Captain Tom Moore
One campaign that stands out is the phenomenon that is Captain Tom Moore. The 99-year old army veteran has single-handedly raised nearly £30m for NHS Charities Together, having inspired the nation.
He has broken fundraising records, reached Number One in the Official UK Charts and earned two Guinness World Records; one for the most money raised by a charity walk and the other for being the oldest person to reach number one.
The coverage of these efforts, which often omitted the word “charities”, led some to question why the NHS should be subsidised by donations – a sentiment many have sympathy with. But NHS charities are a longstanding partner with the NHS. They are currently playing an important role in supporting frontline workers with meals and travel, and will undoubtedly be called upon in the future to help staff and volunteers recover.
NHS Charities Together is aiming to raise £100m through its appeal, and with a range of high-profile support, it looks on course to do so. Premiership footballers have said that they will be supporting the campaign and the virtual Grand National raised £2.6m towards it. The appeal will receive the proceeds of a re-release of We’ll Meet Again by Dame Vera Lyn and Katherine Jenkins, and it has also received financial support from a number of companies, including Aviva and XTX Markets.
It is not just practical limitations that make fundraising difficult at the moment. Potential donors are feeling the pinch. Experience tells us that during recessions people donate less.
Earlier this month a Charities Aid Foundation poll found that while 22% people were planning to donate more to charity during the crisis, this was offset by 14% who planned to give less.
Elsewhere, Rapidata reported a spike in cancellations of charity direct debits in March, coupled with a drop in new sign-ups.
This is not that surprising.
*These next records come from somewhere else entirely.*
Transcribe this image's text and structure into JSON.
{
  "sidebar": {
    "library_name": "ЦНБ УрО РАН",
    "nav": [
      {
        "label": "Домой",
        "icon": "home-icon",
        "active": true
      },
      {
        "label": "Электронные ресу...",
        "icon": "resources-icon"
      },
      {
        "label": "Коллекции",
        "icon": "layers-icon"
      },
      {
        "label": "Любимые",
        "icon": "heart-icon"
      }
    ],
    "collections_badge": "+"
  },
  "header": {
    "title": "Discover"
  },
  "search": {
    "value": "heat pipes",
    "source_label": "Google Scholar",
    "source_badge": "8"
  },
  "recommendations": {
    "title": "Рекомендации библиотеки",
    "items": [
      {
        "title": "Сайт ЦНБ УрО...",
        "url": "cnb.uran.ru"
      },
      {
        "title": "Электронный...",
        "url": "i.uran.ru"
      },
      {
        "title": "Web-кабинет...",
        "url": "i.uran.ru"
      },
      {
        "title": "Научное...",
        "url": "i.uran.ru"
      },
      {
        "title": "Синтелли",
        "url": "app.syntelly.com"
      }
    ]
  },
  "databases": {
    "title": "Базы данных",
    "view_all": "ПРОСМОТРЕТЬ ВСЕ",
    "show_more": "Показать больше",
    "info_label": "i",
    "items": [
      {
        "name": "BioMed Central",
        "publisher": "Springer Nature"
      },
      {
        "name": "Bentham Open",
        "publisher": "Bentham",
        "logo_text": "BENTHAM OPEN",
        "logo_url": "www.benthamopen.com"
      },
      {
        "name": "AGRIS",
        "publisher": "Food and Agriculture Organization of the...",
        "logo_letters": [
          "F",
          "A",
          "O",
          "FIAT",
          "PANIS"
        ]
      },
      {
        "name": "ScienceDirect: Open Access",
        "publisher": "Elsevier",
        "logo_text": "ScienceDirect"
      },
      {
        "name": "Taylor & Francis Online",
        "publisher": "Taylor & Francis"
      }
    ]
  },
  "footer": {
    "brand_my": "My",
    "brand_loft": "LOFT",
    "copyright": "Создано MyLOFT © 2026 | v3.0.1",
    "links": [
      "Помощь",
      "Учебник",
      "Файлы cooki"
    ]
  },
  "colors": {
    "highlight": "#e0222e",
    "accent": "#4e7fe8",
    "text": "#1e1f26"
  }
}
Generally the amount donated by the public tracks the health of the economy.
Many people are fearful of another global recession and the impact it will have on their own jobs.
A recent Ipsos Mori survey found 17% of people had seen their income decline as a result of coronavirus. It also found that most (63%) are spending less, while nearly one-third are saving more.
Some 16% had already dipped into their savings and 18% were considering doing so. People on lower incomes were more likely to say that they were looking at ways to borrow money during the crisis.
For this reason, it is understandable that charities are encouraged to take a cautious, and sensitive, approach in their communication material.
Not evenly spread
What has become clear is that fundraising success is not evenly spread throughout the sector. And many challenges still lie ahead.
Fundraisers have an important role in helping build a sense of community during lockdown, but their jobs will get harder as the crisis deepens and the extent of the impact on the economy and jobs becomes clear.
The sector should celebrate the successes we have seen to date, but it shouldn't expect there to be many more Captain Toms out there, and will need to prepare for harder times to come.